The LGBT world is filled with parties, gatherings, and bars spilling out onto the streets on the weekends. There are countless opportunities to volunteer, care, and connect with each other. And yet, so many LGBT people suffer from the pain of loneliness – feeling disconnected from self and others, even when standing in the middle of a crowded room. Sure, some experience the pain of isolation - not having somewhere to go, people to be with, or they stay home in fear of being out in the world. But the feelings of loneliness happen independent of what is or isn’t occurring in our lives. Loneliness is an internal experience that festers in our minds, hearts, and souls, but it’s not the real problem. It’s actually the byproduct of the fear of intimacy, of which so many LGBT people suffer.
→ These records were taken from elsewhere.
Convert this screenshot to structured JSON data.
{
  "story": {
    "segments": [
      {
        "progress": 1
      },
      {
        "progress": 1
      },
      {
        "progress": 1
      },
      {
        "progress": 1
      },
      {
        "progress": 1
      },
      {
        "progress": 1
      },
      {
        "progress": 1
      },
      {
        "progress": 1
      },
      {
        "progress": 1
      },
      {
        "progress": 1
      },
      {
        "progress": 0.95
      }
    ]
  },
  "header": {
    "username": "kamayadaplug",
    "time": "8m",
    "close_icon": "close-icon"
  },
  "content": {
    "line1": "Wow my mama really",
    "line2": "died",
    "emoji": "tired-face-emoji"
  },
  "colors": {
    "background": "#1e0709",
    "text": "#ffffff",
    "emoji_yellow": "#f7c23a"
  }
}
As freedom rings more and more for LGBT people it also drums up the shadows of sadness, loneliness, self-destruction, and internalized homophobia that has plagued our beloved LGBT world for centuries. To look at our inner pain body, the place where unhealed wounds hide, feels scary – heck, it’s what we’ve been running from all along. Greater freedom means we must look at the shadows because we cannot change the laws of the land without our inner reality also changing.
It’s been a while since we’ve connected. Where have you been? … oh, wait … where have I been???
I have been in a whirlwind of change – probably the biggest shifting of my life. Let’s see … I surrendered my role as Senior Minister at Bodhi Spiritual Center, moved out of Chicago, pausing in Saugatuck, MI for a couple months, and then off to Los Angeles on December 28. As I am writing this I still have not secured our home in LA. The rental market out there is one like I’ve never seen. They are renting 5-7 days out, and some properties are experiencing bidding wars. I welcome your prayers around this knowing and affirming that my family and I manifest the perfect home for us to feel so happy, prosperous, and peaceful.